— WHAT TO DO —
Copy down every line of the data that follows exactly. Omit the pictures.

— RECORDS PROVIDED —
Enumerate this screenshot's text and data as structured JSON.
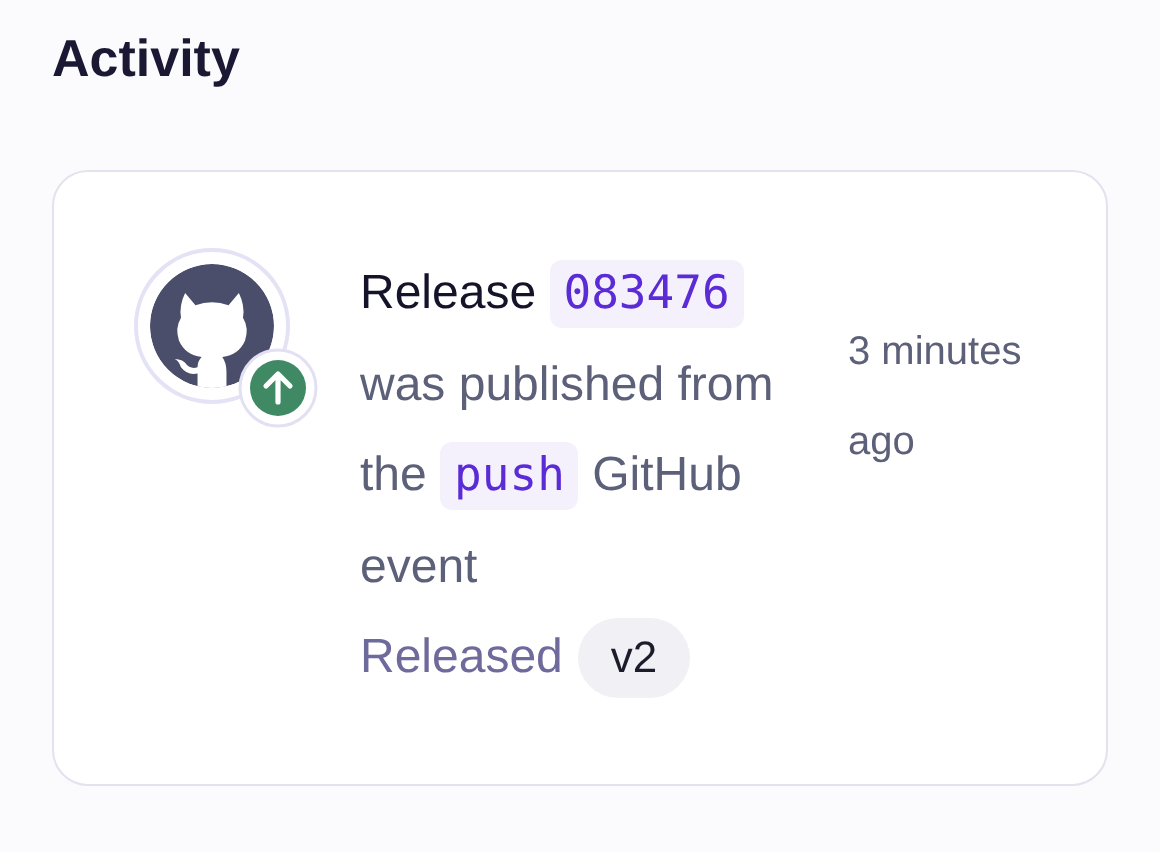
{
  "heading": "Activity",
  "event": {
    "title": "Release",
    "release_id": "083476",
    "text_1": "was published from the",
    "event_name": "push",
    "text_2": "GitHub event",
    "status": "Released",
    "version": "v2",
    "time": "3 minutes ago"
  }
}
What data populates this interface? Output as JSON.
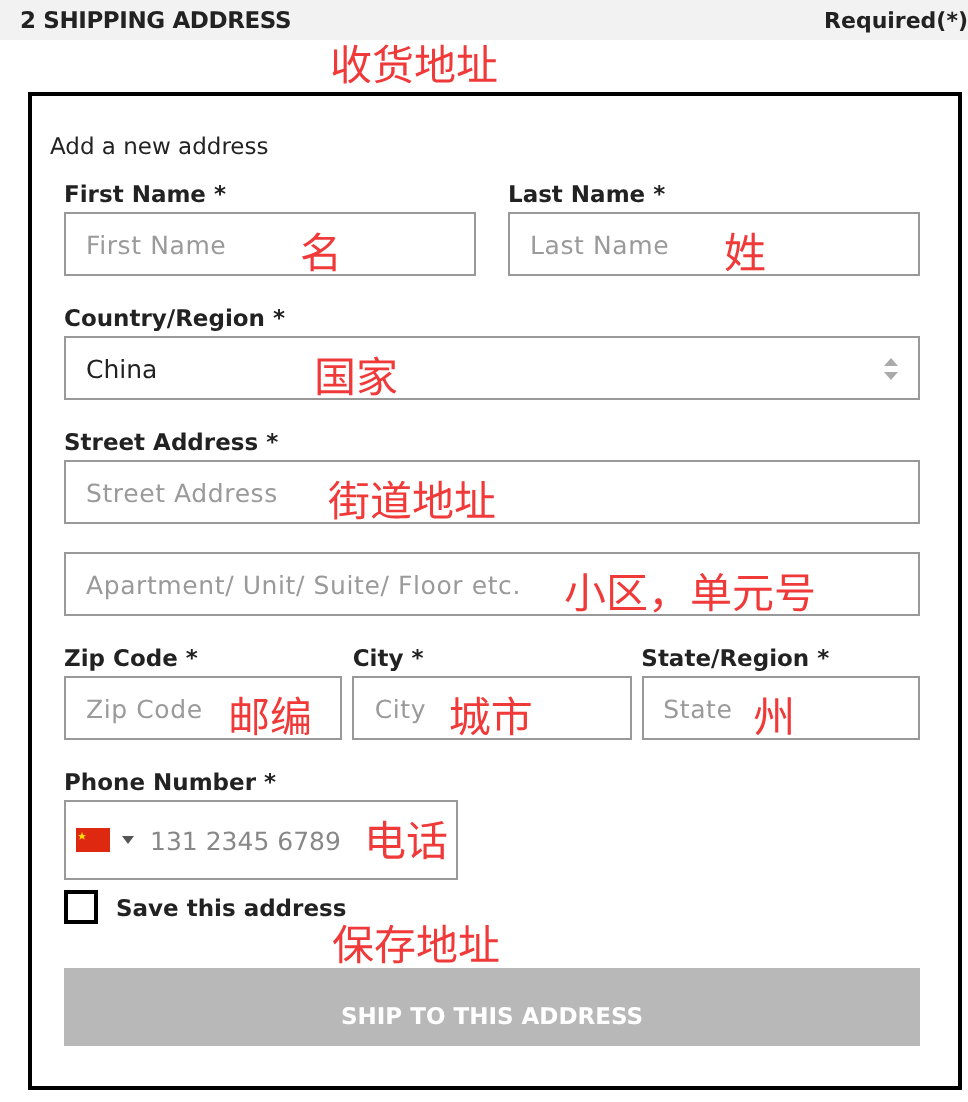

— SOLUTION TO THIS EXERCISE —
Enumerate this screenshot's text and data as structured JSON.
{
  "heading": "Activity",
  "event": {
    "title": "Release",
    "release_id": "083476",
    "text_1": "was published from the",
    "event_name": "push",
    "text_2": "GitHub event",
    "status": "Released",
    "version": "v2",
    "time": "3 minutes ago"
  }
}
What data populates this interface? Output as JSON.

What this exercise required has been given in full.